(PROVIDED DATA Opens)

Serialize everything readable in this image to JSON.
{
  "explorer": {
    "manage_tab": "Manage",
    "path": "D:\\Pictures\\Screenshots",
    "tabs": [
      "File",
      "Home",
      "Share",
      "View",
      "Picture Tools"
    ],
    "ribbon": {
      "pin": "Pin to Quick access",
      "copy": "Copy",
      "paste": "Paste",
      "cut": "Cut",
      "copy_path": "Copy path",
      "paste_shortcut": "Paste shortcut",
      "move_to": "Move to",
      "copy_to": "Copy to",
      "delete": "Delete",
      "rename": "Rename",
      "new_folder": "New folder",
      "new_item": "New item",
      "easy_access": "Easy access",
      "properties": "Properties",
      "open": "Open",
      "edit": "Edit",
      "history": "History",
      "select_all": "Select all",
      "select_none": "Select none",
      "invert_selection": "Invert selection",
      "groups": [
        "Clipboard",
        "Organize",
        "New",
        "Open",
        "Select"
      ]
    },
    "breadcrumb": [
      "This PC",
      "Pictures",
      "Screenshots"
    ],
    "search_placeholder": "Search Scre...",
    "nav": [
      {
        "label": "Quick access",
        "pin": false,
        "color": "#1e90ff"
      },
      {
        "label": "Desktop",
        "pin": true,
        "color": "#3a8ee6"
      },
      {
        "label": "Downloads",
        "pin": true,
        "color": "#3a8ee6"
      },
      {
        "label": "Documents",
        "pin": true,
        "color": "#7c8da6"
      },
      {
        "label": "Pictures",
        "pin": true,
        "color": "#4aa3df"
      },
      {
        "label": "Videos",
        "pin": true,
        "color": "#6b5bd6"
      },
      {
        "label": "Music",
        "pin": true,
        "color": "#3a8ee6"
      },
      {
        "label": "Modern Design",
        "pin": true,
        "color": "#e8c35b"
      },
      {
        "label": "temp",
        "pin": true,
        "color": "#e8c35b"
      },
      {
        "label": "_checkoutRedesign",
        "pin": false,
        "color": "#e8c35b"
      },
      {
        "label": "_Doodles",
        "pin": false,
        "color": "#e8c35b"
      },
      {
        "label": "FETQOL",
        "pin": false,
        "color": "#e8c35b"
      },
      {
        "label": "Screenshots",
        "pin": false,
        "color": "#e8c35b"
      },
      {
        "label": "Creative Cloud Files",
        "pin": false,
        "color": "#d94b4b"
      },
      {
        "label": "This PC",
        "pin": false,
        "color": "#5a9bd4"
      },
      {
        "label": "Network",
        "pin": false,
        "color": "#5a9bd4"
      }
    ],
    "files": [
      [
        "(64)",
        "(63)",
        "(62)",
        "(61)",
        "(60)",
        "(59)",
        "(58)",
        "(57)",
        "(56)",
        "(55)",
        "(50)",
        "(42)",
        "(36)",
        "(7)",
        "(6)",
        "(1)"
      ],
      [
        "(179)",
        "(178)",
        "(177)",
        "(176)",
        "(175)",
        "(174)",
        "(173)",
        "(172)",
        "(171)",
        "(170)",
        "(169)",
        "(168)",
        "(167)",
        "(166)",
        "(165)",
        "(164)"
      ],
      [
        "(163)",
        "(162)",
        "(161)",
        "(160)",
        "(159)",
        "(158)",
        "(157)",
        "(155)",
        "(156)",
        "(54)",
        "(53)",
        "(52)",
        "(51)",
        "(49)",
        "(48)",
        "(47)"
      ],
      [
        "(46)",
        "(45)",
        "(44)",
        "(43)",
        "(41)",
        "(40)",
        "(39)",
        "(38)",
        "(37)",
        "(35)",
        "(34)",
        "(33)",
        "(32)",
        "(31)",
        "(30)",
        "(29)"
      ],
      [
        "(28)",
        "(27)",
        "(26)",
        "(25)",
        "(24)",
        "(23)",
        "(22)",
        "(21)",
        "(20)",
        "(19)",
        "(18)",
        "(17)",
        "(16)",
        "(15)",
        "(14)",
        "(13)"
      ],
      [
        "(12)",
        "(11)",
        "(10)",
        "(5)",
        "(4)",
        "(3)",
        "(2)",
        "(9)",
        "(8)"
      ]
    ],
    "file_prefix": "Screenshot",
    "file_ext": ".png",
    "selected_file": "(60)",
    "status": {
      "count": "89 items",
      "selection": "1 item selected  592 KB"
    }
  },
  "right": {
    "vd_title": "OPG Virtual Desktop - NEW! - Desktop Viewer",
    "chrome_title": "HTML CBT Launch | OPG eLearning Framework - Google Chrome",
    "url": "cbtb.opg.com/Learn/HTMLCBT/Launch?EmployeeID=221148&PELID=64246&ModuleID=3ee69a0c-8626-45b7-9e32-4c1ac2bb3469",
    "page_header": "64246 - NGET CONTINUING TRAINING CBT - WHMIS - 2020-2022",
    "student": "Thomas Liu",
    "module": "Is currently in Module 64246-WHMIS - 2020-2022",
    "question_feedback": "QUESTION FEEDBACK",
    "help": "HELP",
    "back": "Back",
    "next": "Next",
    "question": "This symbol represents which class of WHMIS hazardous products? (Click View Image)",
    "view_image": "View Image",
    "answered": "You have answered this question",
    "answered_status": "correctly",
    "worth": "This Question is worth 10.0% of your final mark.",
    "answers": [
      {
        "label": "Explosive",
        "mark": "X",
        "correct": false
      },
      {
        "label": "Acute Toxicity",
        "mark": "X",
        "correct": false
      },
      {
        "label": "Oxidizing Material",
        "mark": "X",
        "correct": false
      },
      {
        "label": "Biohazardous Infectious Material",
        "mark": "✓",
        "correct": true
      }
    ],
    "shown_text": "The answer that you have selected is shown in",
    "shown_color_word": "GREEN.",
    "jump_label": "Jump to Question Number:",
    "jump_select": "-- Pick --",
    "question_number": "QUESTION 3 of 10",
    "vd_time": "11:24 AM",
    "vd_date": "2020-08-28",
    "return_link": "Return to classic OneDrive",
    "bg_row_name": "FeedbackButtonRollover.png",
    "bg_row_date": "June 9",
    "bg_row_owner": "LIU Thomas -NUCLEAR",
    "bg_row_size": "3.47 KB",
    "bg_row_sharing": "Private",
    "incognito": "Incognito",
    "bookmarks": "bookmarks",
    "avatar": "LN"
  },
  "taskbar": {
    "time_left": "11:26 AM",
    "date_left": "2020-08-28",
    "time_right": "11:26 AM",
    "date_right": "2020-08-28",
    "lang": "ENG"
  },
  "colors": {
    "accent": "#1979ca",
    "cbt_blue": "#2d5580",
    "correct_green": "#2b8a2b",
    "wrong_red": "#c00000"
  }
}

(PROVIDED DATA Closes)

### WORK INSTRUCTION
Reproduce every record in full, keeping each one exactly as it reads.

### PROBLEM SOLUTION
Serialize everything readable in this image to JSON.
{
  "explorer": {
    "manage_tab": "Manage",
    "path": "D:\\Pictures\\Screenshots",
    "tabs": [
      "File",
      "Home",
      "Share",
      "View",
      "Picture Tools"
    ],
    "ribbon": {
      "pin": "Pin to Quick access",
      "copy": "Copy",
      "paste": "Paste",
      "cut": "Cut",
      "copy_path": "Copy path",
      "paste_shortcut": "Paste shortcut",
      "move_to": "Move to",
      "copy_to": "Copy to",
      "delete": "Delete",
      "rename": "Rename",
      "new_folder": "New folder",
      "new_item": "New item",
      "easy_access": "Easy access",
      "properties": "Properties",
      "open": "Open",
      "edit": "Edit",
      "history": "History",
      "select_all": "Select all",
      "select_none": "Select none",
      "invert_selection": "Invert selection",
      "groups": [
        "Clipboard",
        "Organize",
        "New",
        "Open",
        "Select"
      ]
    },
    "breadcrumb": [
      "This PC",
      "Pictures",
      "Screenshots"
    ],
    "search_placeholder": "Search Scre...",
    "nav": [
      {
        "label": "Quick access",
        "pin": false,
        "color": "#1e90ff"
      },
      {
        "label": "Desktop",
        "pin": true,
        "color": "#3a8ee6"
      },
      {
        "label": "Downloads",
        "pin": true,
        "color": "#3a8ee6"
      },
      {
        "label": "Documents",
        "pin": true,
        "color": "#7c8da6"
      },
      {
        "label": "Pictures",
        "pin": true,
        "color": "#4aa3df"
      },
      {
        "label": "Videos",
        "pin": true,
        "color": "#6b5bd6"
      },
      {
        "label": "Music",
        "pin": true,
        "color": "#3a8ee6"
      },
      {
        "label": "Modern Design",
        "pin": true,
        "color": "#e8c35b"
      },
      {
        "label": "temp",
        "pin": true,
        "color": "#e8c35b"
      },
      {
        "label": "_checkoutRedesign",
        "pin": false,
        "color": "#e8c35b"
      },
      {
        "label": "_Doodles",
        "pin": false,
        "color": "#e8c35b"
      },
      {
        "label": "FETQOL",
        "pin": false,
        "color": "#e8c35b"
      },
      {
        "label": "Screenshots",
        "pin": false,
        "color": "#e8c35b"
      },
      {
        "label": "Creative Cloud Files",
        "pin": false,
        "color": "#d94b4b"
      },
      {
        "label": "This PC",
        "pin": false,
        "color": "#5a9bd4"
      },
      {
        "label": "Network",
        "pin": false,
        "color": "#5a9bd4"
      }
    ],
    "files": [
      [
        "(64)",
        "(63)",
        "(62)",
        "(61)",
        "(60)",
        "(59)",
        "(58)",
        "(57)",
        "(56)",
        "(55)",
        "(50)",
        "(42)",
        "(36)",
        "(7)",
        "(6)",
        "(1)"
      ],
      [
        "(179)",
        "(178)",
        "(177)",
        "(176)",
        "(175)",
        "(174)",
        "(173)",
        "(172)",
        "(171)",
        "(170)",
        "(169)",
        "(168)",
        "(167)",
        "(166)",
        "(165)",
        "(164)"
      ],
      [
        "(163)",
        "(162)",
        "(161)",
        "(160)",
        "(159)",
        "(158)",
        "(157)",
        "(155)",
        "(156)",
        "(54)",
        "(53)",
        "(52)",
        "(51)",
        "(49)",
        "(48)",
        "(47)"
      ],
      [
        "(46)",
        "(45)",
        "(44)",
        "(43)",
        "(41)",
        "(40)",
        "(39)",
        "(38)",
        "(37)",
        "(35)",
        "(34)",
        "(33)",
        "(32)",
        "(31)",
        "(30)",
        "(29)"
      ],
      [
        "(28)",
        "(27)",
        "(26)",
        "(25)",
        "(24)",
        "(23)",
        "(22)",
        "(21)",
        "(20)",
        "(19)",
        "(18)",
        "(17)",
        "(16)",
        "(15)",
        "(14)",
        "(13)"
      ],
      [
        "(12)",
        "(11)",
        "(10)",
        "(5)",
        "(4)",
        "(3)",
        "(2)",
        "(9)",
        "(8)"
      ]
    ],
    "file_prefix": "Screenshot",
    "file_ext": ".png",
    "selected_file": "(60)",
    "status": {
      "count": "89 items",
      "selection": "1 item selected  592 KB"
    }
  },
  "right": {
    "vd_title": "OPG Virtual Desktop - NEW! - Desktop Viewer",
    "chrome_title": "HTML CBT Launch | OPG eLearning Framework - Google Chrome",
    "url": "cbtb.opg.com/Learn/HTMLCBT/Launch?EmployeeID=221148&PELID=64246&ModuleID=3ee69a0c-8626-45b7-9e32-4c1ac2bb3469",
    "page_header": "64246 - NGET CONTINUING TRAINING CBT - WHMIS - 2020-2022",
    "student": "Thomas Liu",
    "module": "Is currently in Module 64246-WHMIS - 2020-2022",
    "question_feedback": "QUESTION FEEDBACK",
    "help": "HELP",
    "back": "Back",
    "next": "Next",
    "question": "This symbol represents which class of WHMIS hazardous products? (Click View Image)",
    "view_image": "View Image",
    "answered": "You have answered this question",
    "answered_status": "correctly",
    "worth": "This Question is worth 10.0% of your final mark.",
    "answers": [
      {
        "label": "Explosive",
        "mark": "X",
        "correct": false
      },
      {
        "label": "Acute Toxicity",
        "mark": "X",
        "correct": false
      },
      {
        "label": "Oxidizing Material",
        "mark": "X",
        "correct": false
      },
      {
        "label": "Biohazardous Infectious Material",
        "mark": "✓",
        "correct": true
      }
    ],
    "shown_text": "The answer that you have selected is shown in",
    "shown_color_word": "GREEN.",
    "jump_label": "Jump to Question Number:",
    "jump_select": "-- Pick --",
    "question_number": "QUESTION 3 of 10",
    "vd_time": "11:24 AM",
    "vd_date": "2020-08-28",
    "return_link": "Return to classic OneDrive",
    "bg_row_name": "FeedbackButtonRollover.png",
    "bg_row_date": "June 9",
    "bg_row_owner": "LIU Thomas -NUCLEAR",
    "bg_row_size": "3.47 KB",
    "bg_row_sharing": "Private",
    "incognito": "Incognito",
    "bookmarks": "bookmarks",
    "avatar": "LN"
  },
  "taskbar": {
    "time_left": "11:26 AM",
    "date_left": "2020-08-28",
    "time_right": "11:26 AM",
    "date_right": "2020-08-28",
    "lang": "ENG"
  },
  "colors": {
    "accent": "#1979ca",
    "cbt_blue": "#2d5580",
    "correct_green": "#2b8a2b",
    "wrong_red": "#c00000"
  }
}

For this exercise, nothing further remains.